Please report every line in the material below where the word "after" is found.

§ §

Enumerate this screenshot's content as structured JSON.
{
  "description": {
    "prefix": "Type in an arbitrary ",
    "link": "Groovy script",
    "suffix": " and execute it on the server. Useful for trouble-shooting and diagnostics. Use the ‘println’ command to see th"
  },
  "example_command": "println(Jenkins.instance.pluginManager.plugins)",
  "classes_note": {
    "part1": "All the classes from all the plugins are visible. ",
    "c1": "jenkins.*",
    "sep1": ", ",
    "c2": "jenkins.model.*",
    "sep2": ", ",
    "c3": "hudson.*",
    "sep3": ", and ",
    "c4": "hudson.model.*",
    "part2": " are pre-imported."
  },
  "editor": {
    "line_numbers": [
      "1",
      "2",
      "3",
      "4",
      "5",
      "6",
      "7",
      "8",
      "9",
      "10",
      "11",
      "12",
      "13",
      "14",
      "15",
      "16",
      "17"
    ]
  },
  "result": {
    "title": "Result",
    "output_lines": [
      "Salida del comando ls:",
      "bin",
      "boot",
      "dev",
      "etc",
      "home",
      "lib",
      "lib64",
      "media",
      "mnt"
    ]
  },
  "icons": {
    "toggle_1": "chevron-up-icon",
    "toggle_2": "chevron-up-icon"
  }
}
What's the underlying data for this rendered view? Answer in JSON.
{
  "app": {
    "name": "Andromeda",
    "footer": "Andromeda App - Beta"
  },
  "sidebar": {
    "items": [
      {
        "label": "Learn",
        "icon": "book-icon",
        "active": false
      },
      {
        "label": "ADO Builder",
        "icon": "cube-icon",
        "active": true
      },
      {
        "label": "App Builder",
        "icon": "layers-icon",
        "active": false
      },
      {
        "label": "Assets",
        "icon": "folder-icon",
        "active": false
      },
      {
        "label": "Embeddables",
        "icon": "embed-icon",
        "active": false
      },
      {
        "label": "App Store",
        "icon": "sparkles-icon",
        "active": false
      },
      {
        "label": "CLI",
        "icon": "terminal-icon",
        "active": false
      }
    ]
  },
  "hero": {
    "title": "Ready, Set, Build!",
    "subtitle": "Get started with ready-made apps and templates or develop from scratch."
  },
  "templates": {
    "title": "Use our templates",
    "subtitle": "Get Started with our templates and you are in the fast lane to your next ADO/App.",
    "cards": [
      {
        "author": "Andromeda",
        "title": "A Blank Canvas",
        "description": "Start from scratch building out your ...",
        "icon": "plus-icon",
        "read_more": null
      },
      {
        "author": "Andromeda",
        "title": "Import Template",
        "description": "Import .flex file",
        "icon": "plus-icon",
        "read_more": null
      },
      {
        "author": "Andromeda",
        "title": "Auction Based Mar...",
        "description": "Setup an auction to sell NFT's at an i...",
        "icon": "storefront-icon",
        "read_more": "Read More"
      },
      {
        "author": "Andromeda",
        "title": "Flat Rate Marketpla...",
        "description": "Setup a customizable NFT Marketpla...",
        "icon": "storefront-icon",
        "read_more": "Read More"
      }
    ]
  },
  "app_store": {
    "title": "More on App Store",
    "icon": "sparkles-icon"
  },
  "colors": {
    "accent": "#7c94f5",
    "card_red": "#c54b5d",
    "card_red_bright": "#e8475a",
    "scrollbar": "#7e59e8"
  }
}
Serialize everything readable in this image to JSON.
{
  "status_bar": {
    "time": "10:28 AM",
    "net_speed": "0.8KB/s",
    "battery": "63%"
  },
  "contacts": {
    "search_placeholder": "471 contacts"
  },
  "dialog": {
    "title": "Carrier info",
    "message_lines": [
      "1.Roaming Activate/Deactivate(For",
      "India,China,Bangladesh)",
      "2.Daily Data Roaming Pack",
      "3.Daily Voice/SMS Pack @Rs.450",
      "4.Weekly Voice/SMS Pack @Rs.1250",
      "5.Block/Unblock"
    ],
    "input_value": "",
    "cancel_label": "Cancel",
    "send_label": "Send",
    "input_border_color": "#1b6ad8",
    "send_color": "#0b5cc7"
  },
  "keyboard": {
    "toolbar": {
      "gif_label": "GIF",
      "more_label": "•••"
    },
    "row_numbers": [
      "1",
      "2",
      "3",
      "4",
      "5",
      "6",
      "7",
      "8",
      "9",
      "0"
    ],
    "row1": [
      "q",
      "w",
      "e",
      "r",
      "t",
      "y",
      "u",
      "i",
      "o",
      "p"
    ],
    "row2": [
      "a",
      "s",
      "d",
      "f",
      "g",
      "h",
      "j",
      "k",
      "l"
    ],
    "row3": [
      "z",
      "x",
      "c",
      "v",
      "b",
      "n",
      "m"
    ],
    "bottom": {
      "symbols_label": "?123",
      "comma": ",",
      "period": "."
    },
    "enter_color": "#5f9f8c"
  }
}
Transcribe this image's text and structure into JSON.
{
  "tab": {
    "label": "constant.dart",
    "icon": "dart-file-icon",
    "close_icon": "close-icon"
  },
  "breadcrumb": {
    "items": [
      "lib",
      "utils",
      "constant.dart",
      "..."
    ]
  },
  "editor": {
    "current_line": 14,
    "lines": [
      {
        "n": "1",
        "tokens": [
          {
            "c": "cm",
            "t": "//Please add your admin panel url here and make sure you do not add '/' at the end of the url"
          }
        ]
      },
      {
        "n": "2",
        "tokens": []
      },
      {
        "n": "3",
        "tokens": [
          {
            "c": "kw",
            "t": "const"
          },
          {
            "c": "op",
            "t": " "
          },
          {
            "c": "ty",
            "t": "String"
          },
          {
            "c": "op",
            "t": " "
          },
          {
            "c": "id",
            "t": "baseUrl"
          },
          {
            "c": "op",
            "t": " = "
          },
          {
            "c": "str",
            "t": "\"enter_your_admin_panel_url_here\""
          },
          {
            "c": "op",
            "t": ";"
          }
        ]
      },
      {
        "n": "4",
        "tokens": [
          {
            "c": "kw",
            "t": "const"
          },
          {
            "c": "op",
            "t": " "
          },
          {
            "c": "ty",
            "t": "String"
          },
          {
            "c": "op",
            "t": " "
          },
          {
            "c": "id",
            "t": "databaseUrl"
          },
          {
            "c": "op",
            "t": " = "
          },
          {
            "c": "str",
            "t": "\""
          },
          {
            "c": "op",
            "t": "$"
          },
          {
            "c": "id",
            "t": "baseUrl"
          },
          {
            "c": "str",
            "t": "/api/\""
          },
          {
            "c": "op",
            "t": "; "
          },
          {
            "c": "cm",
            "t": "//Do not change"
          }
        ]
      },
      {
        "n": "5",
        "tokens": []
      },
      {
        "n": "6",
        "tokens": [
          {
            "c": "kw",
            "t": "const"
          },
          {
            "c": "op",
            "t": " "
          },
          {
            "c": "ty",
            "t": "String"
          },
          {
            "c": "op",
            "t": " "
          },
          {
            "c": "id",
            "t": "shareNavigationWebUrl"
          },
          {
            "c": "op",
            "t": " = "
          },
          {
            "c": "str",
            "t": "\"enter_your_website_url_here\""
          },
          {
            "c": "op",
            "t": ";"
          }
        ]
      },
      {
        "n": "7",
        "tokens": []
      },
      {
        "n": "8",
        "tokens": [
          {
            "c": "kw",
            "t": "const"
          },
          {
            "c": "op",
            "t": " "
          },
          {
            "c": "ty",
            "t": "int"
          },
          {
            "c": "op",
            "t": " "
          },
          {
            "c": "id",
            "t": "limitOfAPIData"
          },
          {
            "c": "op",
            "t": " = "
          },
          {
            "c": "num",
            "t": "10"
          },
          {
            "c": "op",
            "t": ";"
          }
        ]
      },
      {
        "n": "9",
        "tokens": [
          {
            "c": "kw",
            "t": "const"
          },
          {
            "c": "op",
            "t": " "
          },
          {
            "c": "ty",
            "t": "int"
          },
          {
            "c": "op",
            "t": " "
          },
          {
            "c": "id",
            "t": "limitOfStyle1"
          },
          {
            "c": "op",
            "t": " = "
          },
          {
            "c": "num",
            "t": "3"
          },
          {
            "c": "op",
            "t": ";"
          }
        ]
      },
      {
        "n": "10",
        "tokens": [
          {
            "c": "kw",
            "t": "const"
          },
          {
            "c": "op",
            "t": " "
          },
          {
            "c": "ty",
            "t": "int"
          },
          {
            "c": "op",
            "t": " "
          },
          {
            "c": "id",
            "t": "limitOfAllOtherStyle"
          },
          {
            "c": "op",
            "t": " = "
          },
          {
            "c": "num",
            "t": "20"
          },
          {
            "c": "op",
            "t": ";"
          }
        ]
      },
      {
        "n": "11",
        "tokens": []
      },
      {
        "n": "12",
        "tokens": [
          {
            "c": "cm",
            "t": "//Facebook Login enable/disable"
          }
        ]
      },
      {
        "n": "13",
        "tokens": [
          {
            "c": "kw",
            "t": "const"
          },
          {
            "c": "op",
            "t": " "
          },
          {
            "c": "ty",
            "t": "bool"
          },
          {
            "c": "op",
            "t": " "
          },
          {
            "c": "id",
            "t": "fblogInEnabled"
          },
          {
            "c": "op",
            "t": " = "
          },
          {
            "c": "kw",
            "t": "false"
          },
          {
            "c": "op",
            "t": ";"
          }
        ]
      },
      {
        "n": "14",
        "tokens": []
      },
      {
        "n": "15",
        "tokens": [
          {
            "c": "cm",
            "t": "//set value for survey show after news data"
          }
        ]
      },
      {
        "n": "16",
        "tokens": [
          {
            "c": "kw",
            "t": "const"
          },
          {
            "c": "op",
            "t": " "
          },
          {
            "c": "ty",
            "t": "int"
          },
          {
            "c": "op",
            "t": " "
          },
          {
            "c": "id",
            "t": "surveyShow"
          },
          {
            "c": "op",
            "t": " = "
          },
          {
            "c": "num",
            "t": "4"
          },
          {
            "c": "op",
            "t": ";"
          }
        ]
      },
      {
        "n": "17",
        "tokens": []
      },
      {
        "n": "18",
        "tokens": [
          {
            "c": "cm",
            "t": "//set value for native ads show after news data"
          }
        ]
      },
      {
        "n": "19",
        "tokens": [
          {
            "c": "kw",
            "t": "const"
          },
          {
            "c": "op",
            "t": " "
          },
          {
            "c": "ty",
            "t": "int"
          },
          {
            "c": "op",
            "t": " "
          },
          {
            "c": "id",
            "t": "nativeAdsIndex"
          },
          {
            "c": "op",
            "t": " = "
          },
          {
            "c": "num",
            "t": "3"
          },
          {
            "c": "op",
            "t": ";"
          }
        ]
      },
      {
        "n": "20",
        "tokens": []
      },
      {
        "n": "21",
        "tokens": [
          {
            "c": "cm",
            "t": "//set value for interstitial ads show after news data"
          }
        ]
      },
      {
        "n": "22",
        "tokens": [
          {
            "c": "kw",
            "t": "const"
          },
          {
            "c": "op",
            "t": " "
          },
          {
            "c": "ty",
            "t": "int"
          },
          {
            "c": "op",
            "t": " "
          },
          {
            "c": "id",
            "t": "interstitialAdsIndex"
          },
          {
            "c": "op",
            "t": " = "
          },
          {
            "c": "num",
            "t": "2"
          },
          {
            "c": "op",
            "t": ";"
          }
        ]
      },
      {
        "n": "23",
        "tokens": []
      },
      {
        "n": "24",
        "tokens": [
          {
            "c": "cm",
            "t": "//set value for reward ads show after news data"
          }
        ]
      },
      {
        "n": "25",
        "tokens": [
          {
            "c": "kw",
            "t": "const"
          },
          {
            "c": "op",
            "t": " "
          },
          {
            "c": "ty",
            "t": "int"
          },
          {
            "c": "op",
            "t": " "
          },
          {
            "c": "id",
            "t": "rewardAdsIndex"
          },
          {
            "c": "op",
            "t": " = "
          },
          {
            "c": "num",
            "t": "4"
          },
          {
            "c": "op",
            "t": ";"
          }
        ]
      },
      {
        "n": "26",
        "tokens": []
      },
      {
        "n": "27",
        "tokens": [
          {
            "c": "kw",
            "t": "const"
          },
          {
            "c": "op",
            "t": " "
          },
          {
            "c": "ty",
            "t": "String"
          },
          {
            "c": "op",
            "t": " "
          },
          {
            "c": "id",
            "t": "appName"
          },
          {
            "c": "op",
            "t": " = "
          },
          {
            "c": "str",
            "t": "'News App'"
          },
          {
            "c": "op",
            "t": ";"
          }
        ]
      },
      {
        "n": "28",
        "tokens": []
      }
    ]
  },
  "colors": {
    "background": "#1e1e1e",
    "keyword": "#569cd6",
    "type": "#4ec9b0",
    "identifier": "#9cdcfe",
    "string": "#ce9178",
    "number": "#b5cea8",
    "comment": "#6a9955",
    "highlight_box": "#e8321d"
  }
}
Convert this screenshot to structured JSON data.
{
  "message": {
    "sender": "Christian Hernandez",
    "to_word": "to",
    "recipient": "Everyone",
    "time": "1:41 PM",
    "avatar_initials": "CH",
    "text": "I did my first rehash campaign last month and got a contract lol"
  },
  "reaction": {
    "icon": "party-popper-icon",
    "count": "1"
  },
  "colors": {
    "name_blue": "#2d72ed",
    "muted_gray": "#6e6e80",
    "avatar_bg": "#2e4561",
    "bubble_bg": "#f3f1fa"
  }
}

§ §

Solution ::
            "t": "//set value for survey show after news data"
            "t": "//set value for native ads show after news data"
            "t": "//set value for interstitial ads show after news data"
            "t": "//set value for reward ads show after news data"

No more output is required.